Uniform Interstate Family Support Act
Beginning in 1999, Mr. Darren M. Shapiro Esq. has been utilizing his skills across Suffolk County and Nassau County, Long Island and the New York City area as an attorney. His office's focus is on matrimonial litigation, litigation, and family law. His extensive experience in both Supreme and Family courts has given him the capacity to deal with the many complex nuances of family law. When it comes to legal matters, it's safe to say that cases involving children are often the most complicated and emotionally trying. Issues of child custody, visitation, and even child support can lead to significant issues between parties, which require expert legal intervention.
The first thing to understand about any legal matter involving children, is that if an agreement regarding any visitation, custody, or support cannot be established between the parents involved, the court will have to be presented with the most crucial aspects of the case, so that it may make a ruling according to the best interests of the child. In his work as a family lawyer, Mr. Darren Shapiro also works to address the best interests of the child or children involved in any case, while assisting his clients in maneuvering through the difficult avenues of legal procedure. One of the matters that Mr. Shapiro helps his clients to understand is the Uniform Interstate Family Support Act.
At this point in time, every State throughout America has adopted the UIFSA, or Uniform Interstate Family Support Act, to some level. The version of the law that is recognized and adhered to in New York and Long Island can be found within the Family Court Act article of New York, 5-B. In simple terms, the UIFSA offers long-arm jurisdiction to a particular State in regards to child support, even when the obligor in question is not a resident of that state. This presents the ability of a New York State court to have jurisdiction over a nonresident.
The Uniform Interstate Family Support Act was developed when the courts realized that many children and parents alike typically end up having a number of connections to multiple states - rather than one connection to a singular state. This reality meant that a mechanism was required to determine which states should have the power to modify or initiate a support order in particular instances. The law also provides information on which state's law should be considered when regarding issues of child support, and family law attorneys such as Mr. Darren Shapiro must deal with interstate support issues such as this on a regular basis.
Although child support can be an essential concept to consider during a divorce or custody proceeding to the people involved, it's important to recognize that the laws regarding such support differ widely from one state to the next. It is because of these different nuances and alterations that the state law that is being applied in any case will always be a crucial determination. One example is that people in a number of states and jurisdictions are only required to support their children financially until that child reaches 18 years of age. However, in New York, the age at which support is required to continue until is 21, unless the child is emancipated at a sooner time. Beyond this, the guideline amount of child support that must be paid from one state to the next is also different. For example, in New York, the amount of guideline support for a single child is based on 17% of the total income of the parent, whereas elsewhere different limitations and guidelines will apply.
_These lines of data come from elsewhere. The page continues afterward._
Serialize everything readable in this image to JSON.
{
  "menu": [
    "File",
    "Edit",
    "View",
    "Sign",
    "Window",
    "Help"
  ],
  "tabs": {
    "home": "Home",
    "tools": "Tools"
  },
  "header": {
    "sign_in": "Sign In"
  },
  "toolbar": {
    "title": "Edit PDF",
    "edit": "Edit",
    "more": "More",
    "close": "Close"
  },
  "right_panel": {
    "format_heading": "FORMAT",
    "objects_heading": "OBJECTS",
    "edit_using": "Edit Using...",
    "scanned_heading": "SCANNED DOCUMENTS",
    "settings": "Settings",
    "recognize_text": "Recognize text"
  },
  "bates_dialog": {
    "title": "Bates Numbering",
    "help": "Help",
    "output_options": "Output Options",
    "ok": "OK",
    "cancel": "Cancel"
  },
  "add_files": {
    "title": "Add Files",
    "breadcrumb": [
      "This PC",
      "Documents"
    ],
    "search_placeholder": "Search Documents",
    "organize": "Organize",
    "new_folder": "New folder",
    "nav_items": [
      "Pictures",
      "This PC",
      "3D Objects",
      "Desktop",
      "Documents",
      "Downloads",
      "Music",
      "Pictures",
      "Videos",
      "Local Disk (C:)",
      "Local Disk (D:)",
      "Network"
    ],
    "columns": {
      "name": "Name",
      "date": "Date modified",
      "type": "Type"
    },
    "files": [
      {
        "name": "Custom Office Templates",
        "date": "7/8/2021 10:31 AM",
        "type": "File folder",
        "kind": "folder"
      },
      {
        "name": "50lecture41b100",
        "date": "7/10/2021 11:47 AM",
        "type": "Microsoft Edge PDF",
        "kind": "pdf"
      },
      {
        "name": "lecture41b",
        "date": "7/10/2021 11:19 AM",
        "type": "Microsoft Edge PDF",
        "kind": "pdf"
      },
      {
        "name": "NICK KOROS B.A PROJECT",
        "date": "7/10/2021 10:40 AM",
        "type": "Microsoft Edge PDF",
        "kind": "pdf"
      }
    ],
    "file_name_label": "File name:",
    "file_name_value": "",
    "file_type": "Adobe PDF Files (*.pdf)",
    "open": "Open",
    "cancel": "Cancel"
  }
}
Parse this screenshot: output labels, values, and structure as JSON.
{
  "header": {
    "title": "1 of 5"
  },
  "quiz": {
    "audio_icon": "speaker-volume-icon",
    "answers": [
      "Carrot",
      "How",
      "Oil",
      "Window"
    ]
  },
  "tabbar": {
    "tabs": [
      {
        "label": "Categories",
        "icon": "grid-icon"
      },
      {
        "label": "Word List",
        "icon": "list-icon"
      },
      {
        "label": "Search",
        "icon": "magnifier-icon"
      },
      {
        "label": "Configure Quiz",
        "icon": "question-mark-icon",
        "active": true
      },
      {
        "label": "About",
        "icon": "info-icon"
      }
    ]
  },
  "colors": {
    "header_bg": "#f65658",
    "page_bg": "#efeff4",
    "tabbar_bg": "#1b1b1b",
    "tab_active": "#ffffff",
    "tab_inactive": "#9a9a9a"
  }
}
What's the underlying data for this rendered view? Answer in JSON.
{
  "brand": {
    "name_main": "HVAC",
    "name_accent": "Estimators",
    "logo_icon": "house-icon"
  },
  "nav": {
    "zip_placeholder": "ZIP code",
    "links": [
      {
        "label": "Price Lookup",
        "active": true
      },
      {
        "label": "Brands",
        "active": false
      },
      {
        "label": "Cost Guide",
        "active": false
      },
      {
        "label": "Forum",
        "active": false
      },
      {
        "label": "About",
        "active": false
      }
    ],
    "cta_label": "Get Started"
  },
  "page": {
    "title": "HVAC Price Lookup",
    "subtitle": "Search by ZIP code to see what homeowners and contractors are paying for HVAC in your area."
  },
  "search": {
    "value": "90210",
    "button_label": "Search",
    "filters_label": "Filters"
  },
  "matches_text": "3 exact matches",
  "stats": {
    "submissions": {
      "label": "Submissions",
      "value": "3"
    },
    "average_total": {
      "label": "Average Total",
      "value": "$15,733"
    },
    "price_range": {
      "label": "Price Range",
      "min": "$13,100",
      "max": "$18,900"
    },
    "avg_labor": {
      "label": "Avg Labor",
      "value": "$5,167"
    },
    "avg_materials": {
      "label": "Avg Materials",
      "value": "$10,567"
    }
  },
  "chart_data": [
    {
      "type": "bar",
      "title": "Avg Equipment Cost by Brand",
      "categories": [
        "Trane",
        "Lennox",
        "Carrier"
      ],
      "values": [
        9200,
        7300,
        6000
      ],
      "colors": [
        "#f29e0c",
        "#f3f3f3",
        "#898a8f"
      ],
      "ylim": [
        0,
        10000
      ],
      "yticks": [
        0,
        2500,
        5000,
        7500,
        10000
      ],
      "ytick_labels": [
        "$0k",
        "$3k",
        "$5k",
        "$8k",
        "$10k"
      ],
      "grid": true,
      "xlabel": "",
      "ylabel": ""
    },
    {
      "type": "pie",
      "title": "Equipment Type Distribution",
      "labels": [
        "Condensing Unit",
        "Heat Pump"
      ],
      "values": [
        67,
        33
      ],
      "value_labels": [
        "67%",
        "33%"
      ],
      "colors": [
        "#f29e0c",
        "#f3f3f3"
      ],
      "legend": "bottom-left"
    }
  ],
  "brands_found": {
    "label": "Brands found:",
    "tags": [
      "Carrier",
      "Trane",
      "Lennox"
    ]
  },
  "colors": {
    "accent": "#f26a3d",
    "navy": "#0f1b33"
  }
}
If proceedings regarding a child are simultaneously taking place within two separate states, Mr. Shapiro will use the Act to help in determining which state should be allowed to exercise jurisdiction. Typically, the first state to impose an order for support will retain exclusive and continuing jurisdiction so long as one party continues to reside in that state, or both parties agree that jurisdiction may be transferred to that state. For example, if a child support order is issued under New York law, then New York will continue to have jurisdiction until another state is given the right to assume jurisdiction. This means that all courts, parties and enforcement officials can be assured that, between UIFSA states, there will only be one order of support in effect at any particular time.
Orders from alternative states may be enforced by the Support Collection Unit of New York, so long as there are no contests to enforcing the order without registration. What's more, orders from out of state may be registered in New York in order to be enforced. When an order has been registered within New York, the state will be required to enforce and recognize it, but will not have the right to modify the order unless the issuing state relinquishes jurisdiction.
A Uniform Interstate Family Support Act case can begin within the New York Family Court, which asks the court of a different state to issue an order of support over a resident of an alternate state if an order is not already in effect. For residents out of State or County that are engaged in support proceedings within a New York Family Court, the party out of jurisdiction will be permitted to file a request to appear in the case via phone call, so that they may be considered by the court in making a decision. In some situations, this particular option can be useful by easing the burden of travelling to appear in court.
Mr. Shapiro recognizes the concerns and complications that arise when dealing with issues of child support and other complex family matters. Child support can be a difficult concept to deal with even when only one jurisdiction is involved, and when multiple states become relevant, the nuances become even trickier. Mr. Darren Shapiro endeavors to offer his clients local and knowledgeable support and high-quality treatment during family cases, regardless of the personal circumstances involved.
To learn more about the issue of child support, the UISFA, or any other matter regarding family law, please reach out to us. If you would like to access Mr. Shapiro's skills as a family law attorney, please call to schedule your initial thirty-minute consultation or get in touch to let us know how we can help. It would be our pleasure to speak with you.